What to produce |
Scan the records below for the string "JSON" and return every line where it appears.

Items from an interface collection
%%
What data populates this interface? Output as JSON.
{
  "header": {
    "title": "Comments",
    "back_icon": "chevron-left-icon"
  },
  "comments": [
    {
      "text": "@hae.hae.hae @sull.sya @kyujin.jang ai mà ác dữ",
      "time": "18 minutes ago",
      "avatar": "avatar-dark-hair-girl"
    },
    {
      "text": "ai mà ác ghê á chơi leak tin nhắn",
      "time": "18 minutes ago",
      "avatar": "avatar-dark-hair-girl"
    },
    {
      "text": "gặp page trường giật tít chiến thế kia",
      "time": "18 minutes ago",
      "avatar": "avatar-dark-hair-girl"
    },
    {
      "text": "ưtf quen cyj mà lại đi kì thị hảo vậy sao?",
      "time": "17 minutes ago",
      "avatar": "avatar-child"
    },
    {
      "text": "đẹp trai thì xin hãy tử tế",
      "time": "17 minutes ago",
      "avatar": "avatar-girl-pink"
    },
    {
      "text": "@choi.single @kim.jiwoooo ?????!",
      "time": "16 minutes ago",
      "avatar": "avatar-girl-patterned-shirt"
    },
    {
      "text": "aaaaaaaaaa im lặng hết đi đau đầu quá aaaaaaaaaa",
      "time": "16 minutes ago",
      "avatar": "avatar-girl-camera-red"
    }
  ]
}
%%
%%
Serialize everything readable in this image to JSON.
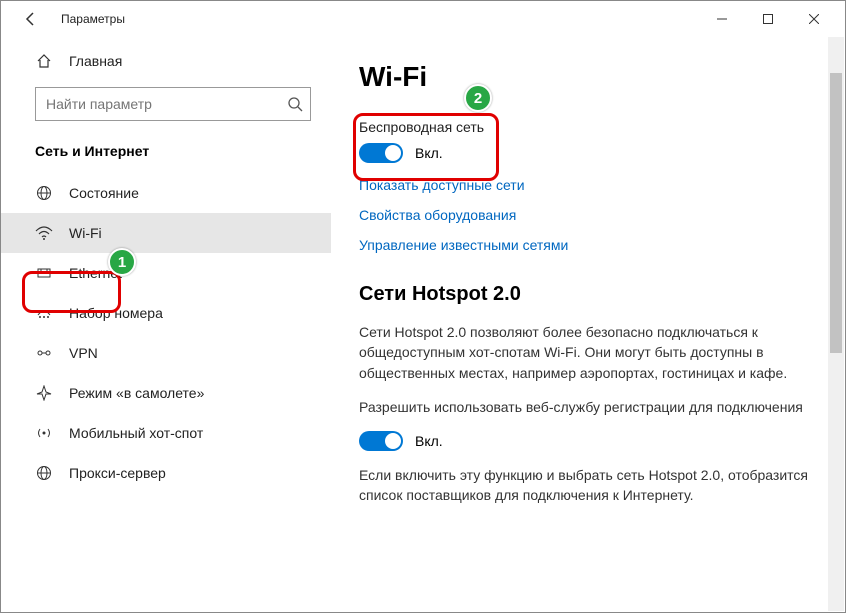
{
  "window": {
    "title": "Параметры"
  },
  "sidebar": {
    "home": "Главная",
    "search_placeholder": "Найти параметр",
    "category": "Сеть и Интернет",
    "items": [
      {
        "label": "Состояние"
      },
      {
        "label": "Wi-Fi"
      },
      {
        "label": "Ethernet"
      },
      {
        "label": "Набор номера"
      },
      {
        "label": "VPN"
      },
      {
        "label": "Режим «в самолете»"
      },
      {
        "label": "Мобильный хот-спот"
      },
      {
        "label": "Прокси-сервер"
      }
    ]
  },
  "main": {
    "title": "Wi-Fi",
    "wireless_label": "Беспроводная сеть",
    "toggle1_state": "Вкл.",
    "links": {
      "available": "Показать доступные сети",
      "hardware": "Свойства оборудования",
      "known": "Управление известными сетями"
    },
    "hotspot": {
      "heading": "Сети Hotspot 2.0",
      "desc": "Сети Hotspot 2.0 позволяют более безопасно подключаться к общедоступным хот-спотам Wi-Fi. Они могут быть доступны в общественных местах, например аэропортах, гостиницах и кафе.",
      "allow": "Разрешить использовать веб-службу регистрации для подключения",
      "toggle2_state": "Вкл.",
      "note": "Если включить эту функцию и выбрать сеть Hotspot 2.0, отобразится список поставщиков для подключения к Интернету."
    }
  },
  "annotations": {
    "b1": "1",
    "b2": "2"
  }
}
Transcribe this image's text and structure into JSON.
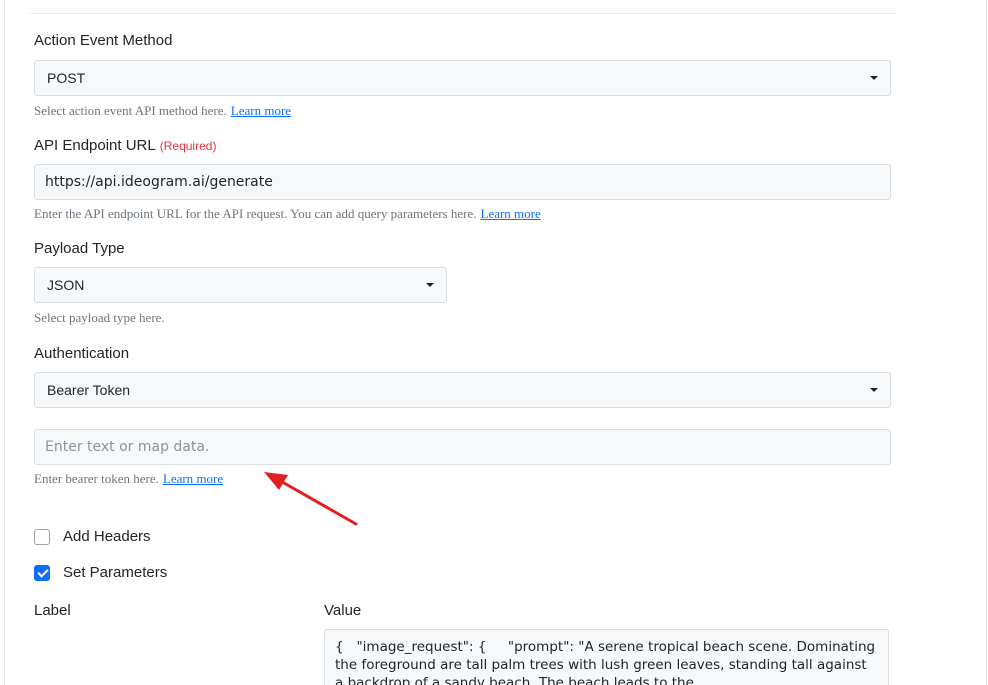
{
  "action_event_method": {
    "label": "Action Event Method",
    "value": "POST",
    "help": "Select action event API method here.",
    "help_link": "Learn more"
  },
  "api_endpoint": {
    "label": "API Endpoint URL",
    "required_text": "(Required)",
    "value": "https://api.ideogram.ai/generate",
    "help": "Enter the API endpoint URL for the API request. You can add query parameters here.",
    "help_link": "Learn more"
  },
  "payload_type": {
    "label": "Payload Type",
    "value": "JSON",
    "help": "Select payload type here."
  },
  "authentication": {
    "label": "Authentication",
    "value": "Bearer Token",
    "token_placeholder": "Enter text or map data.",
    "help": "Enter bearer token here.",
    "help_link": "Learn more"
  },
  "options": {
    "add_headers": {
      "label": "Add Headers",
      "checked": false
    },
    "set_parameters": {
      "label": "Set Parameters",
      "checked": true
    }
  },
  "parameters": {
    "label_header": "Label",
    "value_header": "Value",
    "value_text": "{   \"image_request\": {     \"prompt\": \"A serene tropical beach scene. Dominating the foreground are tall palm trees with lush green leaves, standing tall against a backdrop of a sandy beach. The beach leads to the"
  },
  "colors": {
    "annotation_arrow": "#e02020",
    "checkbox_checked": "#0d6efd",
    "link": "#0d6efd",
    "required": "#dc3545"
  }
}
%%
Answer section |
What data populates this interface? Output as JSON.
Serialize everything readable in this image to JSON.
Transcribe this image's text and structure into JSON.
    "value": "JSON",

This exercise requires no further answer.